The Chateau Comtal’s barbican served not only to protect the entrance to the citadel, but provided a sally point for forays of the defenders to attack outside the citadel. This enabled the defenders to assemble and exit en masse, rather than string out the exit, as would occur if the barbican area consisted only of fortified towers flanking a gate (as was the case with the barbican at the city’s curtain wall shown above).

Note the open back of the barbican gate tower – this was intentional, allowing defenders from the citadel proper to fire arrows at any attackers who overran the barbican.

Once through the barbican, the attackers would have to traverse a narrow causeway to attack the citadel proper, while being attacked from both the traditional flanking towers of the barbican at the gate of the Chateau Comtal, from the citadel’s crenelated walls, and from the sides of the citadel’s corner towers:

Other views of the Carcassonne’s Chateau Comtal:

Around town, including l’Escargot restaurant, where we experienced the worst snails we’ve consumed to date in France (they weren’t horrible – they just didn’t live up to the restaurant’s name and were not nearly as perfect as those consumed in a jetlagged state in Amboise, at the outset of our bike trip through the Loire Valley . . .):

We stayed in the walled city, similar in location to our digs in Diocletian’s Palace in Dubrovnik:

Really nice property, but the highlight had to be the pool in the shadow of the city’s cathedral, where we spent some quality time in the late afternoon:

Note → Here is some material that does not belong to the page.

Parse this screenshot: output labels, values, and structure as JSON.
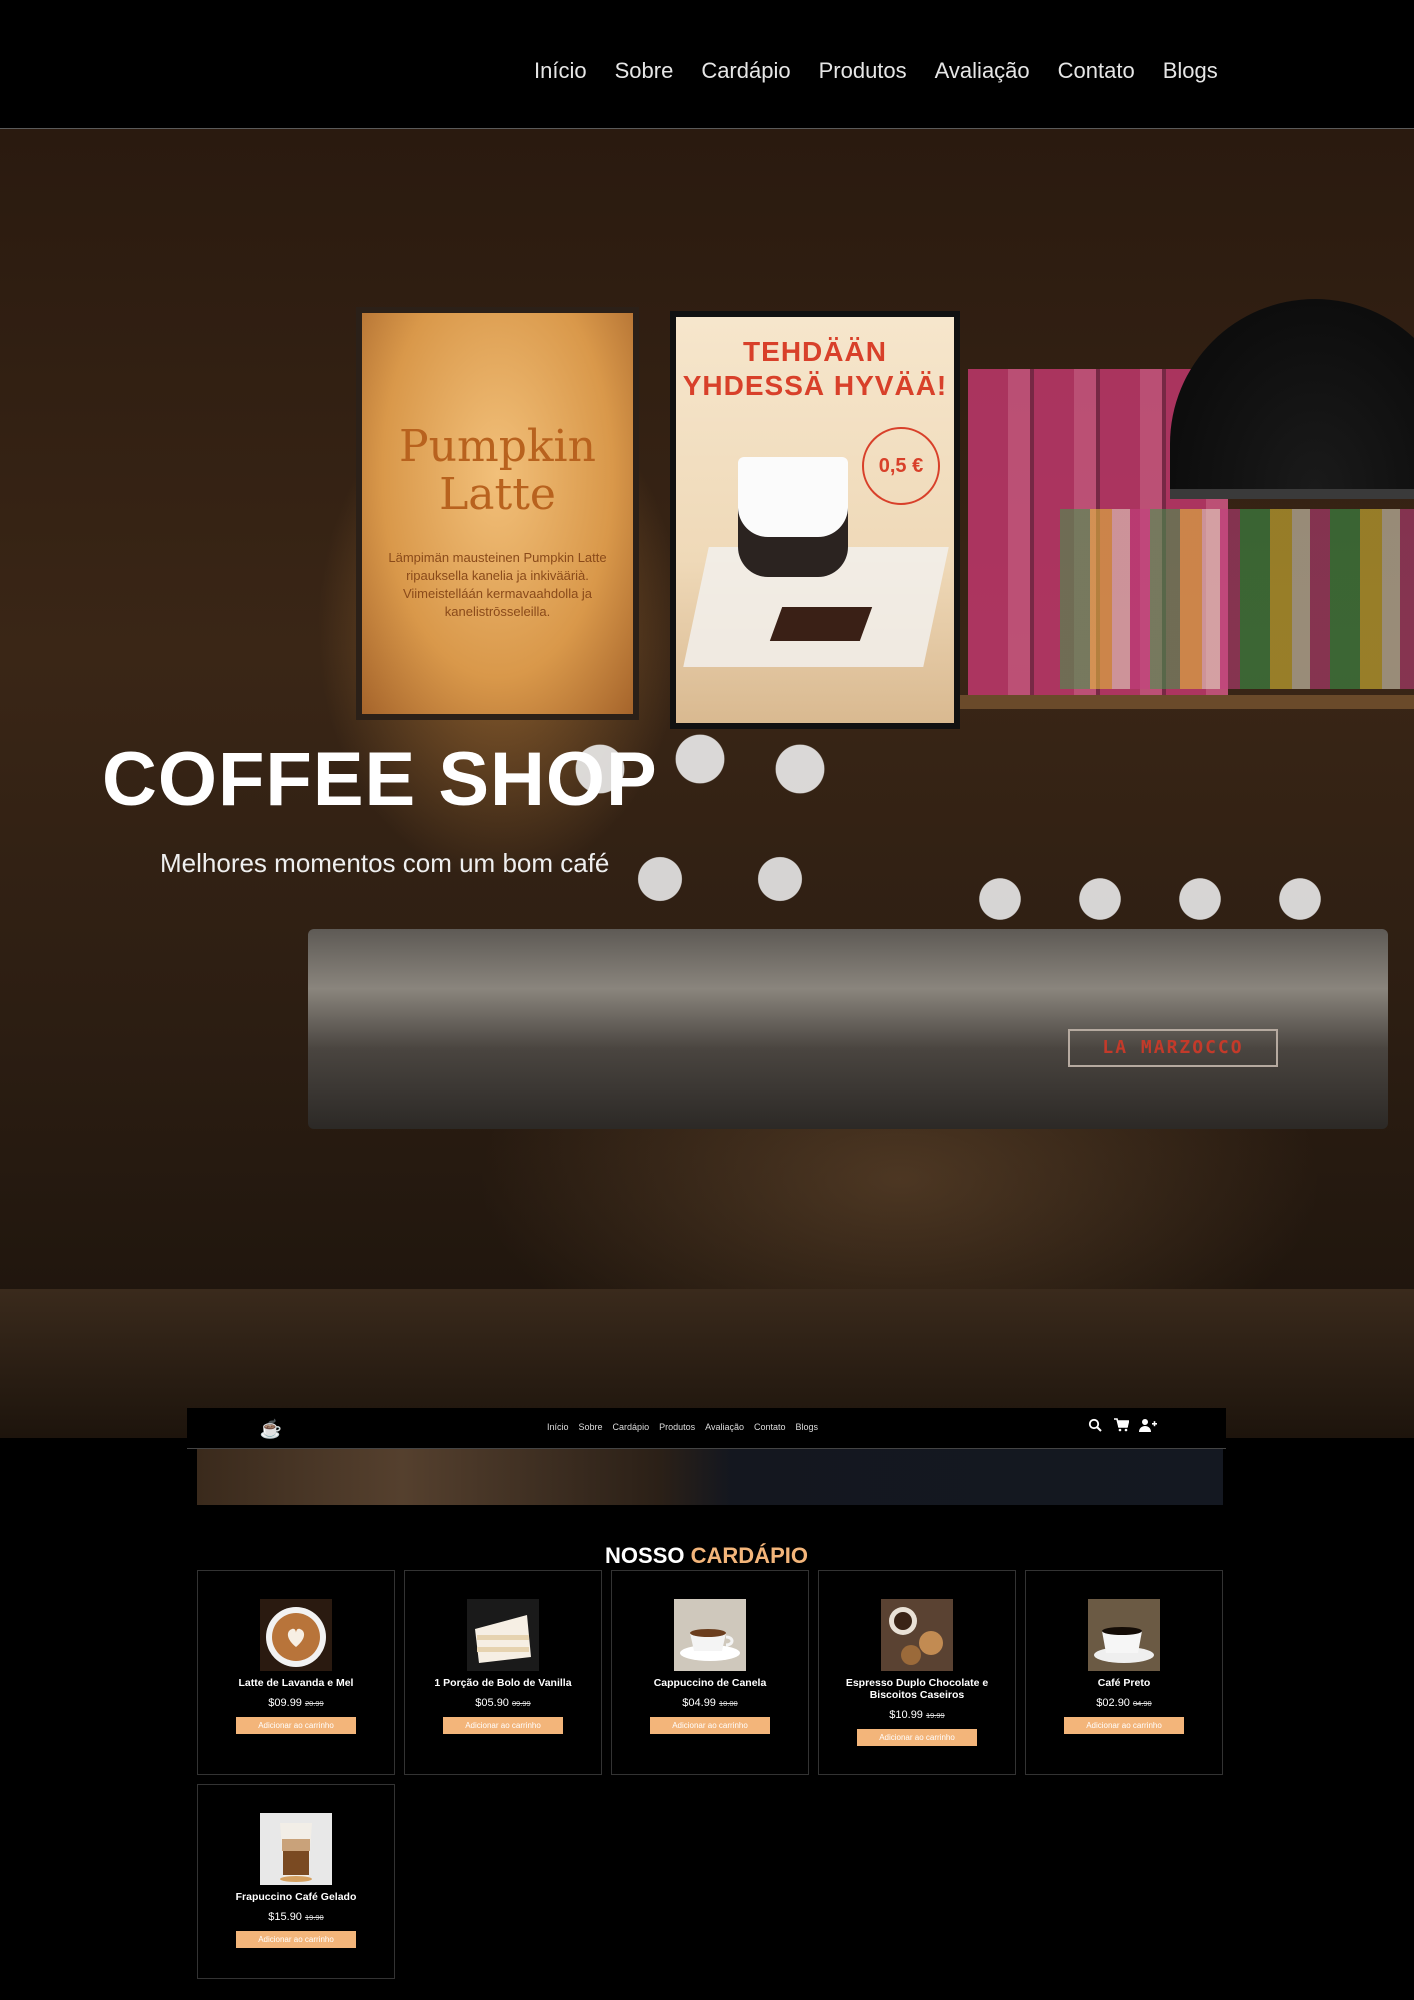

Evening in Carcassonne:

Categories: France, Micronations! | Tags: , , , , | Leave a comment

Blog at WordPress.com.